(THE PROBLEM):
Repeat the material exactly, leaving no line out.

(INPUT DATA):
========

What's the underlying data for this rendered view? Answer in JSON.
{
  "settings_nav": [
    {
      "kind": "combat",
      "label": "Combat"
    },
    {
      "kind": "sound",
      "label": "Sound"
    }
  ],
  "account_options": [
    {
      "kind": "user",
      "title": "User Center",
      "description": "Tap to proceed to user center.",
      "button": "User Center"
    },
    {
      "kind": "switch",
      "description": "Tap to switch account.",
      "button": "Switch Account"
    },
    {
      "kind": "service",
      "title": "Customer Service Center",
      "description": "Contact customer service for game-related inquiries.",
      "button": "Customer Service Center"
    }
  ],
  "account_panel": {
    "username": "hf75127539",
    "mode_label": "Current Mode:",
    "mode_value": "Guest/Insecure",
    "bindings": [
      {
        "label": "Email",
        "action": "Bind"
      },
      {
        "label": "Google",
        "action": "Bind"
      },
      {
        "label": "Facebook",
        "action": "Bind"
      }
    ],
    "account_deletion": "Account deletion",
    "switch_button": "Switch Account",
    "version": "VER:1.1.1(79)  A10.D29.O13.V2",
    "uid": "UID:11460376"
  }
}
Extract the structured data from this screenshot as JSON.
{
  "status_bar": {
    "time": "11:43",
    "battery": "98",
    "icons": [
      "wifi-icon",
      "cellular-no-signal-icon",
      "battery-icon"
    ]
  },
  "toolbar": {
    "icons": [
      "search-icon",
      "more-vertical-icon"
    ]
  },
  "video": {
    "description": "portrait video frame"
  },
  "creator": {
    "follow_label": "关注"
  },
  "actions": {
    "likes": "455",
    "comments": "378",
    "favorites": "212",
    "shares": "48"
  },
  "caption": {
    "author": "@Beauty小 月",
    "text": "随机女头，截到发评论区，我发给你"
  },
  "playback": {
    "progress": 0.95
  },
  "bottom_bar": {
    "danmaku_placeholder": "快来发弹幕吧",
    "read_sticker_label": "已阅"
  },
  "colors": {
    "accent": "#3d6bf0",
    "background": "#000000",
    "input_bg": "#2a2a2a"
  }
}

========

(REPLY):
What's the underlying data for this rendered view? Answer in JSON.
{
  "settings_nav": [
    {
      "kind": "combat",
      "label": "Combat"
    },
    {
      "kind": "sound",
      "label": "Sound"
    }
  ],
  "account_options": [
    {
      "kind": "user",
      "title": "User Center",
      "description": "Tap to proceed to user center.",
      "button": "User Center"
    },
    {
      "kind": "switch",
      "description": "Tap to switch account.",
      "button": "Switch Account"
    },
    {
      "kind": "service",
      "title": "Customer Service Center",
      "description": "Contact customer service for game-related inquiries.",
      "button": "Customer Service Center"
    }
  ],
  "account_panel": {
    "username": "hf75127539",
    "mode_label": "Current Mode:",
    "mode_value": "Guest/Insecure",
    "bindings": [
      {
        "label": "Email",
        "action": "Bind"
      },
      {
        "label": "Google",
        "action": "Bind"
      },
      {
        "label": "Facebook",
        "action": "Bind"
      }
    ],
    "account_deletion": "Account deletion",
    "switch_button": "Switch Account",
    "version": "VER:1.1.1(79)  A10.D29.O13.V2",
    "uid": "UID:11460376"
  }
}
Extract the structured data from this screenshot as JSON.
{
  "status_bar": {
    "time": "11:43",
    "battery": "98",
    "icons": [
      "wifi-icon",
      "cellular-no-signal-icon",
      "battery-icon"
    ]
  },
  "toolbar": {
    "icons": [
      "search-icon",
      "more-vertical-icon"
    ]
  },
  "video": {
    "description": "portrait video frame"
  },
  "creator": {
    "follow_label": "关注"
  },
  "actions": {
    "likes": "455",
    "comments": "378",
    "favorites": "212",
    "shares": "48"
  },
  "caption": {
    "author": "@Beauty小 月",
    "text": "随机女头，截到发评论区，我发给你"
  },
  "playback": {
    "progress": 0.95
  },
  "bottom_bar": {
    "danmaku_placeholder": "快来发弹幕吧",
    "read_sticker_label": "已阅"
  },
  "colors": {
    "accent": "#3d6bf0",
    "background": "#000000",
    "input_bg": "#2a2a2a"
  }
}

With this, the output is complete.